The Impact of Increased Skin-to-Skin Contact With the Mother in Breastfeeding Neonates on Exclusive Breastfeeding at 4 and 8 Weeks PostpartumClinical Lactation

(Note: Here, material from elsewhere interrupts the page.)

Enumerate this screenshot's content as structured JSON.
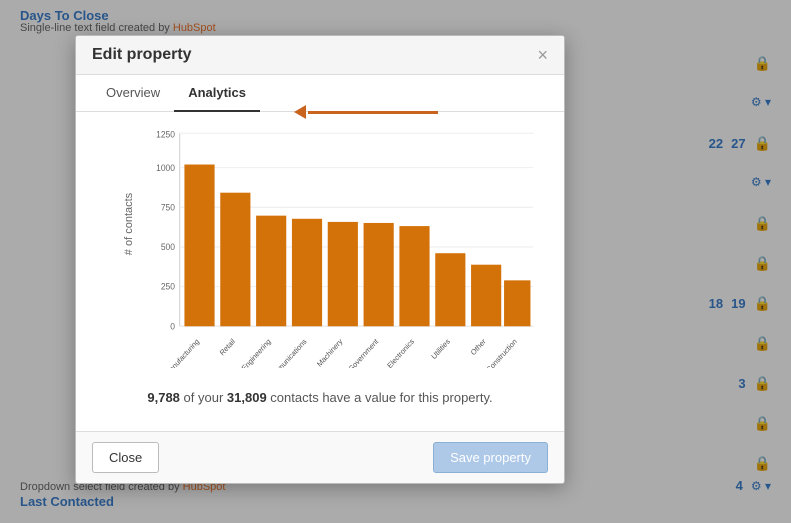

AbstractObjective: To evaluate dose of skin-to-skin (STS) contact as a nursing intervention to increase the rate of exclusive breastfeeding after dischargeDesign: A descriptive correlational studySetting: A Level II maternity unit in OhioParticipants: Women who had a vaginal delivery of a term, well newborn, with intent to exclusively breastfeedMethods: Newborns were placed STS with their mothers at birth. Mothers were encouraged to maintain frequent STS with their newborns while in the hospital, and kept a log of STS time. A lactation consultant made follow-up phone calls at 4 weeks and 8 weeks postpartum to assess breastfeeding exclusivity. Spearman rho was used to analyze the data.Results: Duration of STS was not correlated with exclusive breastfeeding at either 4 weeks or 8 weeks postpartum. However, early STS was correlated with exclusive breastfeeding at 4 weeks postpartum.

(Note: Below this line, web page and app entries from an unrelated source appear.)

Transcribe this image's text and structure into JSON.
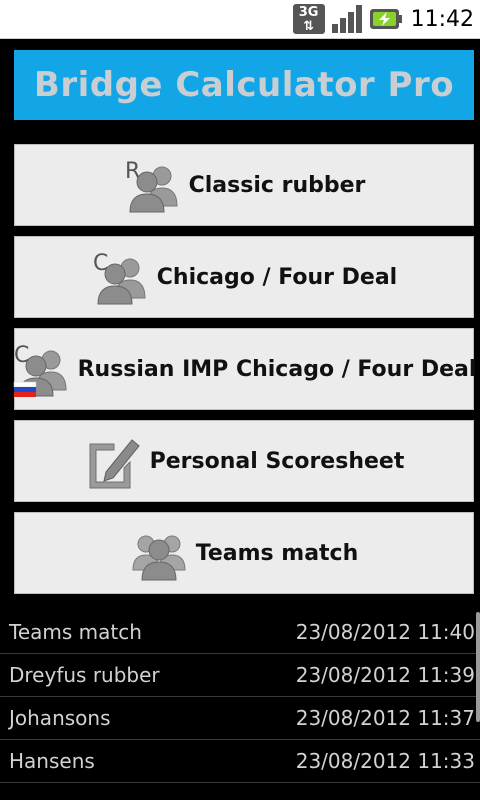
{
  "status_bar": {
    "network": "3G",
    "time": "11:42"
  },
  "app": {
    "title": "Bridge Calculator Pro"
  },
  "menu": {
    "items": [
      {
        "label": "Classic rubber",
        "icon": "rubber-players-icon",
        "badge": "R"
      },
      {
        "label": "Chicago / Four Deal",
        "icon": "chicago-players-icon",
        "badge": "C"
      },
      {
        "label": "Russian IMP Chicago / Four Deal",
        "icon": "russian-chicago-players-icon",
        "badge": "C"
      },
      {
        "label": "Personal Scoresheet",
        "icon": "scoresheet-pencil-icon"
      },
      {
        "label": "Teams match",
        "icon": "teams-players-icon"
      }
    ]
  },
  "history": {
    "rows": [
      {
        "name": "Teams match",
        "date": "23/08/2012 11:40"
      },
      {
        "name": "Dreyfus rubber",
        "date": "23/08/2012 11:39"
      },
      {
        "name": "Johansons",
        "date": "23/08/2012 11:37"
      },
      {
        "name": "Hansens",
        "date": "23/08/2012 11:33"
      }
    ]
  }
}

Citation InformationDeborah J. Ruxer, Tracy L. Brewer, Karen Mateer, Melissa Burkhardt, et al.. "The Impact of Increased Skin-to-Skin Contact With the Mother in Breastfeeding Neonates on Exclusive Breastfeeding at 4 and 8 Weeks Postpartum" Clinical Lactation Vol. 6 Iss. 2 (2015) p. 75 - 80 ISSN: 21580782
Available at: http://works.bepress.com/tracy_brewer/20/